The ambient air in residential areas had hydrogen sulfide readings ranging from 0.001- 0.005 ppm (1-5 ppb). An ongoing indoor air monitoring program was implemented in 1996 to detect landfill gas migration to nearby residential and commercial buildings on a monthly basis. Hydrogen sulfide has not been detected in the basements of residences and commercial buildings along the Exeter and Dry Bridge roads since the indoor air monitoring program began . A maximum concentration of 0.4 ppm (400 ppb) was detected once in the past (December 1995) around the landfill's immediate boundary before the flares were implemented. The hydrogen sulfide readings were measured utilizing portable gas detectors over a 2-minute period. A 24- hour sampling regiment was not available before the flare system was implemented. Since the hydrogen sulfide samples were collected as 2-minute readings, ATSDR recognizes that previous residential samples may have missed other peak concentrations of hydrogen sulfide.
An acute-duration inhalation MRL for hydrogen sulfide of 0.5 ppm (500 ppb) was derived by ATSDR (21). The MRL is based on a NOAEL value of 5 ppm (5000 ppb) hydrogen sulfide, a concentration at which no respiratory effects were noted in individuals exposed for 30 minutes during exercise . In deriving the MRL, the exposure concentration of 5 ppm was divided by an uncertainty factor of 10 for human variability.
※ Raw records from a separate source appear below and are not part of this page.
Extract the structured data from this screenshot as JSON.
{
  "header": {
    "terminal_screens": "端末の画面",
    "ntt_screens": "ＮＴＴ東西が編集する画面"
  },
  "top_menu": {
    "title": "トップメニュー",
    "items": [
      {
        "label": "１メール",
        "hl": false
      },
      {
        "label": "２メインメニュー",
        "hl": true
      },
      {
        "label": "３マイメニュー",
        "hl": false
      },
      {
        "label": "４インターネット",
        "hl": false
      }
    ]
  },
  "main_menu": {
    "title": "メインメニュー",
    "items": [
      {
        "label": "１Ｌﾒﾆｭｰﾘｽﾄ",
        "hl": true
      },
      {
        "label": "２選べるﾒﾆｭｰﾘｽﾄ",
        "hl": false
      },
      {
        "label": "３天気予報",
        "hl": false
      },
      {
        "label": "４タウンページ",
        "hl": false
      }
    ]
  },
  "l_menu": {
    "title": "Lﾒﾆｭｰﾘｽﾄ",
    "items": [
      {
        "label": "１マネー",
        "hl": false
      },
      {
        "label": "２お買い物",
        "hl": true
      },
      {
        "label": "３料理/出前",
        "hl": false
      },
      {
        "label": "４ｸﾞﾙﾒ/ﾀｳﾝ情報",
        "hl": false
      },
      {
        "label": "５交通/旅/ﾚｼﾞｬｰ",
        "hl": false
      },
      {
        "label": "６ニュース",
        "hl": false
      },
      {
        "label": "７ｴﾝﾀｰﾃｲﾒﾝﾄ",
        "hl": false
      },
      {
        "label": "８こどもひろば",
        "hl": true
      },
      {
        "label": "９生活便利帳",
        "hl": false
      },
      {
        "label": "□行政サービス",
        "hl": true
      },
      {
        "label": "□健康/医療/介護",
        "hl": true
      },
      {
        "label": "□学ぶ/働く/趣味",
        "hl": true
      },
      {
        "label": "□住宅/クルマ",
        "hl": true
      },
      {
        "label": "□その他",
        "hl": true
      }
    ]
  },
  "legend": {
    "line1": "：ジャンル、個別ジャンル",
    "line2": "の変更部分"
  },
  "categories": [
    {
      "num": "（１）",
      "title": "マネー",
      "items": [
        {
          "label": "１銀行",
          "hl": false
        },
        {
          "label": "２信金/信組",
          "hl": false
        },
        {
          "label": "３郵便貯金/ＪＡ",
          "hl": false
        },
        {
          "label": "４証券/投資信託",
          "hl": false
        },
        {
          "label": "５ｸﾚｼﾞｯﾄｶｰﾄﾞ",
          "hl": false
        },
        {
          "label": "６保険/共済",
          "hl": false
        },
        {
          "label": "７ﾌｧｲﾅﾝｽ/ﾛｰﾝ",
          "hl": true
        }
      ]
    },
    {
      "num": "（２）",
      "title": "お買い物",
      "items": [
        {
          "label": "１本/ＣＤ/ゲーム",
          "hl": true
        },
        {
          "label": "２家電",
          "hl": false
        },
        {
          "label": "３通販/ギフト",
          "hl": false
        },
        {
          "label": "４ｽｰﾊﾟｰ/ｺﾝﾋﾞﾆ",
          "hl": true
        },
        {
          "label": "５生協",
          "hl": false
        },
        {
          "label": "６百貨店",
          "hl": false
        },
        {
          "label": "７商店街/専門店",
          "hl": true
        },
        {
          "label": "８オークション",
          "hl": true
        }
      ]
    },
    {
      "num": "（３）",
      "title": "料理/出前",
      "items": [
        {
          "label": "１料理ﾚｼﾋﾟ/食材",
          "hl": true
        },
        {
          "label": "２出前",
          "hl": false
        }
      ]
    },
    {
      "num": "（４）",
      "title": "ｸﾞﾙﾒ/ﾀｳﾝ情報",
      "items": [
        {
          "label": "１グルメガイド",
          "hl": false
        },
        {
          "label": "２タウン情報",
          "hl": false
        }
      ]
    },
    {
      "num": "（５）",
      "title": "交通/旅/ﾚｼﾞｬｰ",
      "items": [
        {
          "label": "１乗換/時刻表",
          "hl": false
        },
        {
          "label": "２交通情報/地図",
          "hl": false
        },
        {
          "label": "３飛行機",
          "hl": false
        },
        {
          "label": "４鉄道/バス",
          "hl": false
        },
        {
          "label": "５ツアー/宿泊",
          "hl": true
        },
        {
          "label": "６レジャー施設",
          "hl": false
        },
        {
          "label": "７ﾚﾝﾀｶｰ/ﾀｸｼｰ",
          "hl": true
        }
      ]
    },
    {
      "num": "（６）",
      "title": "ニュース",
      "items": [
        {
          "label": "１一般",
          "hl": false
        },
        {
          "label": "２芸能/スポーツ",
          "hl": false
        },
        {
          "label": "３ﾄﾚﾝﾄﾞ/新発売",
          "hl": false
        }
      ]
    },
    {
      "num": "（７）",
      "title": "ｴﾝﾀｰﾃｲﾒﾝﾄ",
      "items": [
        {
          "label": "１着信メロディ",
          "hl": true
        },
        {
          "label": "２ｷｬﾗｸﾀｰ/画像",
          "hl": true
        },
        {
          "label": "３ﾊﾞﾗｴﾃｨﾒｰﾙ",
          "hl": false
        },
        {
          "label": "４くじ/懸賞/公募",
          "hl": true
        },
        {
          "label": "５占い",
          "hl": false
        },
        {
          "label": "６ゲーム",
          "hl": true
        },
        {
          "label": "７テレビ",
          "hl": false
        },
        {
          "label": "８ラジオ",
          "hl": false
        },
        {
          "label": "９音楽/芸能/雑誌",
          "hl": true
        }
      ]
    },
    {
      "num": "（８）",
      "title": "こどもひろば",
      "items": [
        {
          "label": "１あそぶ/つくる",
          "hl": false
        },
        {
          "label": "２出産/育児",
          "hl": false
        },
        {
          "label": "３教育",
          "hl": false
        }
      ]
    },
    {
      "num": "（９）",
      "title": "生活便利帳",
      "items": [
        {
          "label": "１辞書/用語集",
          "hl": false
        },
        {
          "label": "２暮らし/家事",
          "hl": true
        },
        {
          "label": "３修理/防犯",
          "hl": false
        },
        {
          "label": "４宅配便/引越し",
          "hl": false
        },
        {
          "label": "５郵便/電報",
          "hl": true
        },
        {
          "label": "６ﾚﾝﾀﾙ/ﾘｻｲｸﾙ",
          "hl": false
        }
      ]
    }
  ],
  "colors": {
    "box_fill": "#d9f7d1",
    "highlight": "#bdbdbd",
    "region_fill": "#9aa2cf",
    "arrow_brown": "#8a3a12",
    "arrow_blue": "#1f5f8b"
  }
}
An intermediate-duration inhalation MRL for hydrogen sulfide of 0.09 ppm (90 ppb) was derived. The MRL is based on a NOAEL of 8.5 ppm (8500 ppb) for respiratory effects in pigs exposed to hydrogen sulfide for 17 days .
When combusted in the flares, hydrogen sulfide is converted to sulfur dioxide, resulting in a burnt sulfur odor that has been reported since the flares began operating (22). Before the SulfaTreat® pretreatment system was installed in the collections system, sulfur dioxide concentrations in the ambient air ranged from 0.075 to 0.322 ppm (75-322 ppb) along Dry Bridge Road, just beyond the landfill boundary. EPA's primary 24-hour average National Ambient Air Quality Standard for sulfur dioxide is 0.139 ppm (139 ppb). After the SulfaTreat® pretreatment system was implemented in August 1997, there was a onetime peak of sulfur dioxide with a concentration of 0.030 ppm (30 ppb) at the landfill's boundary. However, sulfur dioxide concentrations predominantly measured between 0 ppm to 0.003 ppm (0-3 ppb). Based on these readings, there does not appear to be a current or future public health hazard from sulfur dioxide.
Gas monitoring wells containing the landfill gas (as part of the extraction system that feeds into the landfill flares) at Dry Bridge Road Landfill have been sampled by Hoffman Engineering and EPA and evaluated by RIDEM. Over the course of the implementation and operation of the collection and flare system in March 1997, areas of the site have been found to contain varying gas compositions. Methane concentrations in the landfill gas before it is flared have been found to range between 0% to as high as 44% in different areas at the site, depending on atmospheric conditions (23). Methane was detected in the gas monitoring wells at the perimeter of the site at concentrations exceeding 25% of the lower explosive limit (LEL). To date, methane has not been detected in the residential and commercial buildings that are being monitored for landfill gas migration . Additional landfill gas collection trenches have been built on the perimeter to control the lateral migration toward residential and commercial buildings near Dry Bridge Road Landfill. These collection trenches are connected to the landfill gas extraction system to actively draw the landfill gas to the flaring system. Since the implementation of this active landfill gas collection system, methane has not exceeded the 25% LEL in the perimeter collection trenches or gas monitoring wells.